Café Lumiere (Hou Hsiao-Hsien, 2003) Manoel’s Destinies (Raul Ruiz, 1984) Dear Pyongyang (Yang Yonhi, 2006) Downtown 81 (Edo Bertoglio, 2000) The Addiction (Abel Ferrara, 1995)

October Film Diary

Per a friend's recommendation, I've decided to start keeping a film diary.  Due to beginning halfway through the month, I was unable to catalogue everything I've watched (leftover film stubs helped me remember anything before October 15), but I still believe an incomplete list is worth posting. An asterisk marks a re-watch. October 1 First … Continue reading October Film Diary

Bi Gan – Long Day’s Journey Into Night

Watching Bi Gan’s Long Day’s Journey Into Night, there can be little doubt that the director himself is a cinephile. Here, we witness touches of Tarantino, Kar-wai, Ming-liang and the biggest of them all, Tarkovsky. Yet the fanaticism Gan displays isn’t one of inspired creative force but rather of a constraining shadow.
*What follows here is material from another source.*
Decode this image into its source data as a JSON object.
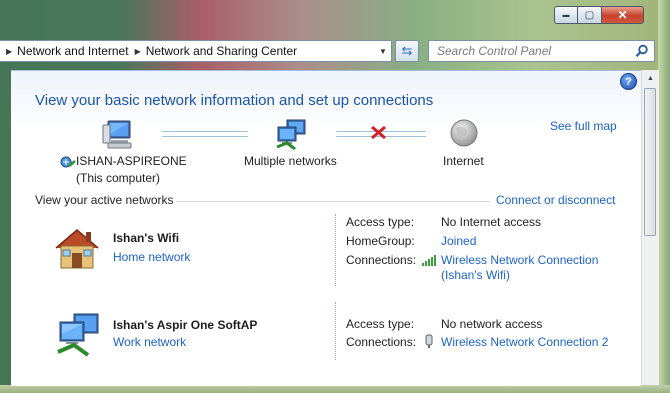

I would err, … Continue reading Bi Gan – Long Day’s Journey Into Night

Film of the Week: Once Were Warriors

It’d be wrong to call Once Were Warriors a plight of New Zealand’s Maori people. Such a description would not only be demeaning but also trivialize the film’s rich portrayal of complex social systems. The story concerns the daily trials and tribulations of the Heke family in South Auckland, New Zealand. Jake (Temuera Morrison), the … Continue reading Film of the Week: Once Were Warriors

Jim Jarmusch – The Dead Don’t Die

The Dead Don’t Die (2019) carries a wayward restlessness reminiscent of improvisational noise-rock. To trace this aesthetic lineage, recall Jarmusch’s debut Permanent Vacation (1980); Jarmusch captured downtown New York’s then No-Wave atmosphere, presenting the city as a bombed out and empty playground for poets. The connection becomes more established through Chloë Sevigny, who co-stars in … Continue reading Jim Jarmusch – The Dead Don’t Die